two fists on a wooden tableiStock/lolostock

Make a fist

Weirdly, tightening your muscles could give your willpower a boost. In a review of studies published in Journal of Consumer Research, participants who clenched their fists, tightened their biceps or calf muscles, or stretched their fingers while making food choices picked healthier foods than those who didn’t. The researchers say firming your muscles while trying to exert self-control could strengthen your resolve.

woman holding a hamburger in one hand iStock/stock_colors

Cut yourself a break

Giving up junk food produces similar withdrawal-like symptoms as drug addiction, suggests a study published in 2018 in Appetite. Researchers asked 231 adults to report what happened when they reduced the amount of highly processed foods they ate in the past year. The study participants reported that sadness, irritability, tiredness, and cravings peaked during the initial two to five days after they quit eating junk food, but then the negative side effects tapered off. Follow these 10 ways to train your brain to hate junk food.

woman sleeping on stomach with smile on her faceDavid Prado Perucha/Shutterstock

Take a power nap

Cravings sneak up when we’re tired. Focus on the fatigue: Shut the door, close your eyes, re-energize.
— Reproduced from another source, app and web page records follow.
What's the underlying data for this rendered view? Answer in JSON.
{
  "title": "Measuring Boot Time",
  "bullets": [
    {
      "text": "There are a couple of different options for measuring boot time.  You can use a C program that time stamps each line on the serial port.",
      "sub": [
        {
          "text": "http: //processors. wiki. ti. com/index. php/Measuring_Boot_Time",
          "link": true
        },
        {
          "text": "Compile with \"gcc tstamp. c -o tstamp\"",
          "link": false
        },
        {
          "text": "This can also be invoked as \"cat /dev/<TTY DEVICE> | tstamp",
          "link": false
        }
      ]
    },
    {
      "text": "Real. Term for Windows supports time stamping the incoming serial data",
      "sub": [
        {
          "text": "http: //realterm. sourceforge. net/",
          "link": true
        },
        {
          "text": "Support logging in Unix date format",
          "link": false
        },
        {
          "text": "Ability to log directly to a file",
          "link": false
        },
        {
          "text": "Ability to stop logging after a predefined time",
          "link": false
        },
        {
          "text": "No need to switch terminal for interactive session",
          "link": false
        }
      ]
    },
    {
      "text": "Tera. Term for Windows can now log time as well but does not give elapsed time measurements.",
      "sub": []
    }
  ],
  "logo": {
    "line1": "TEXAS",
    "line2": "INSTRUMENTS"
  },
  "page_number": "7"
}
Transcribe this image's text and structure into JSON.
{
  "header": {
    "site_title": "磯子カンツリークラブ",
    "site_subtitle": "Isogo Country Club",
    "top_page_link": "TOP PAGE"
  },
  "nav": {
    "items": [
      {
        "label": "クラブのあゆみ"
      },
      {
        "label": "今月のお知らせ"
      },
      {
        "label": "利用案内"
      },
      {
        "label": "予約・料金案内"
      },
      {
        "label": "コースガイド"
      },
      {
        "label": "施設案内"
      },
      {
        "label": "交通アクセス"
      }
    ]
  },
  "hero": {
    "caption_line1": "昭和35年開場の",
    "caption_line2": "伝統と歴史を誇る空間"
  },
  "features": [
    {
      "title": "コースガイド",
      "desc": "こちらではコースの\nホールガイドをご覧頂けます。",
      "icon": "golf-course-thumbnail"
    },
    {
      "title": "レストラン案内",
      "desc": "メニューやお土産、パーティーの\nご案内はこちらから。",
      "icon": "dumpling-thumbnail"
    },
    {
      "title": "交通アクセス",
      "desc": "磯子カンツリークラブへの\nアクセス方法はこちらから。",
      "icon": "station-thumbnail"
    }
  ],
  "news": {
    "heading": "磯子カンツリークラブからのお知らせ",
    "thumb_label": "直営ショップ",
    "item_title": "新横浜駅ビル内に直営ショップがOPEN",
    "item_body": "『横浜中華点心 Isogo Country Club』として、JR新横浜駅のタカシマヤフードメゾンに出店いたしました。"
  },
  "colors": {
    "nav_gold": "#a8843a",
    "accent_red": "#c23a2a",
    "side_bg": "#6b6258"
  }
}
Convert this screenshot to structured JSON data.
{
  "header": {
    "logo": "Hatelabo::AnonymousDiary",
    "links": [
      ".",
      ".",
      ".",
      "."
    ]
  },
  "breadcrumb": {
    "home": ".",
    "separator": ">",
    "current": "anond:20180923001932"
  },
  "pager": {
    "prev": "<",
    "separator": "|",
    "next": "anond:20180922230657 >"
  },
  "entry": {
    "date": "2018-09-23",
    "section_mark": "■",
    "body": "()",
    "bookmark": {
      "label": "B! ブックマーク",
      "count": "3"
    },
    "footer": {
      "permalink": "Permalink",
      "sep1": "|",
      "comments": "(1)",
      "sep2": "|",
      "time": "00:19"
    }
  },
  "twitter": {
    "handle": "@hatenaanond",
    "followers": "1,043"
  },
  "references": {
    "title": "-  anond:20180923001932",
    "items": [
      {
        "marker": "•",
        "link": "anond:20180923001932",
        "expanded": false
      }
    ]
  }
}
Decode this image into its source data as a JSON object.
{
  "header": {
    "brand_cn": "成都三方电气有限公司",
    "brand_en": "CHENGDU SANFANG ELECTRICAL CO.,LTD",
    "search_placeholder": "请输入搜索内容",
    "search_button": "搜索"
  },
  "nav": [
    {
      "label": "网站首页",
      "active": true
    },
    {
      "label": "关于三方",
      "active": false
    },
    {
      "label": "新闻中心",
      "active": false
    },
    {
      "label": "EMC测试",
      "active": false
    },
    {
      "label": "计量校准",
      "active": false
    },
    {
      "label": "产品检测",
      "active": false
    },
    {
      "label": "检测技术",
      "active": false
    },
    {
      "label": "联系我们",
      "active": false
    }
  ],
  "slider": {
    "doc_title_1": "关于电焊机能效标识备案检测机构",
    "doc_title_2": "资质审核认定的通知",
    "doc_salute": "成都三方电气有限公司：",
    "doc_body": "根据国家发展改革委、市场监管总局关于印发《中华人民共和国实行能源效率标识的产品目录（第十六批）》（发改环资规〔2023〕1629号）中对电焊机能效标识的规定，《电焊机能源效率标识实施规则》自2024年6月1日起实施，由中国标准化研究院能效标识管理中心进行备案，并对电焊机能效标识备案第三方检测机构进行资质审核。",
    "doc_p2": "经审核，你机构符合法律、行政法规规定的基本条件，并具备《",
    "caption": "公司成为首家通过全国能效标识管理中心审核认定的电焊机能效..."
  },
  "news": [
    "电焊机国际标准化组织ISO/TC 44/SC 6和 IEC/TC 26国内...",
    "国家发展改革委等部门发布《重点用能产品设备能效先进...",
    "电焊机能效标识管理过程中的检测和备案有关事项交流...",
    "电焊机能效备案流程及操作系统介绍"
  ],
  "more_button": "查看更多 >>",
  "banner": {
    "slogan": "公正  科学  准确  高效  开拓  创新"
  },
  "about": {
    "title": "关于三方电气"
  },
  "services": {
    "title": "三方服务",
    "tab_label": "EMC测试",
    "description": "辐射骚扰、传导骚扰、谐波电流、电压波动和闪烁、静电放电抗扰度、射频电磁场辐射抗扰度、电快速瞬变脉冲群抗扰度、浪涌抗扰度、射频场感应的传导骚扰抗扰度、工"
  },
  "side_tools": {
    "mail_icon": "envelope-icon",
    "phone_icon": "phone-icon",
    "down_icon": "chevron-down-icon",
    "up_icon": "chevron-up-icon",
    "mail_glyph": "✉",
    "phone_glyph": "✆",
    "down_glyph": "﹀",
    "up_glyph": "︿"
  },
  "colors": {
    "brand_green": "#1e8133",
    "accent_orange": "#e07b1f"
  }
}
In fact, a good night’s sleep, will help banish those sugar cravings, in particular. A study published in 2017 in Sleep Medicine found that slightly sleep-deprived participants who got just 20 minutes of extra sleep ate an average of nearly 10 fewer grams of added sugars each day compared to those who didn’t make any changes to their sleep schedules. Aside from tiredness, here are the 8 other feelings you mistake for hunger.

Toothbrush with toothpaste underneath running faucetChaninny/Shutterstock

Get minty, fresh breath

You could try brushing your teeth or gargling with mouthwash: “When you have a fresh, clean mouth, you don’t want to mess it up,” says Molly Gee, RD, managing director of the Behavioral Medicine Research Center at Baylor College of Medicine in Houston, Texas. Plus, most foods don’t taste great after using a minty toothpaste or mouthwash. 

woman holding a square slice of pizza Yulia Grigoryeva/Shutterstock

Plan out your cravings

Try to map out time in your day to either indulge in a craving or find a way to avoid it. If you can’t walk by your favorite pizzeria without buying a slice of cheese pizza, then find a new walking route. Or if you know you’ll be face-to-face with an irresistible birthday cake, allocate enough calories to fit it into your overall tally for the day without going overboard or feeling guilty. Next, read up on the 15 best foods for your belly.

Sources
  • Addictive Behaviors: "Playing Tetris Decreases Drug and Other Cravings in Real World Settings."
  • Jackie Andrade, PhD, professor of psychology, University of Plymouth, Plymouth, UK.
  • PLoS One: "Acute Effects of Brisk Walking on Sugary Snack Cravings in Overweight People, Affect and Responses to a Manipulated Stress Situation and to a Sugary Snack Cue: A Crossover Study."
  • Social and Personality Psychology Compass: "Mental Simulation as Substitute for Experience."
  • Eating Behavior, "Mindfulness Meditation as an Intervention for Binge Eating, Emotional Eating, and Weight Loss: A Systematic Review."
  • Journal of Consumer Research, "From Firm Muscles to Firm Willpower: Understanding the Role of Embodied Cognition in Self-Regulation."
  • Appetite, "Development of the Highly Processed Food Withdrawal Scale."
  • Sleep Medicine: "The Feasibility of a Sleep Extension Intervention to Improve Dietary Intake and Energy Balance in Habitually Short Sleepers: A Randomised Controlled Trial."
  • Molly Gee, RD, managing director, Behavioral Medicine Research Center, Baylor College of Medicine, Houston.
  • Academy of Nutrition and Dietetics: "How to Handle Food Cravings." 
Medically reviewed by Jessica Levinson, MS, RDN, CDN, on December 20, 2019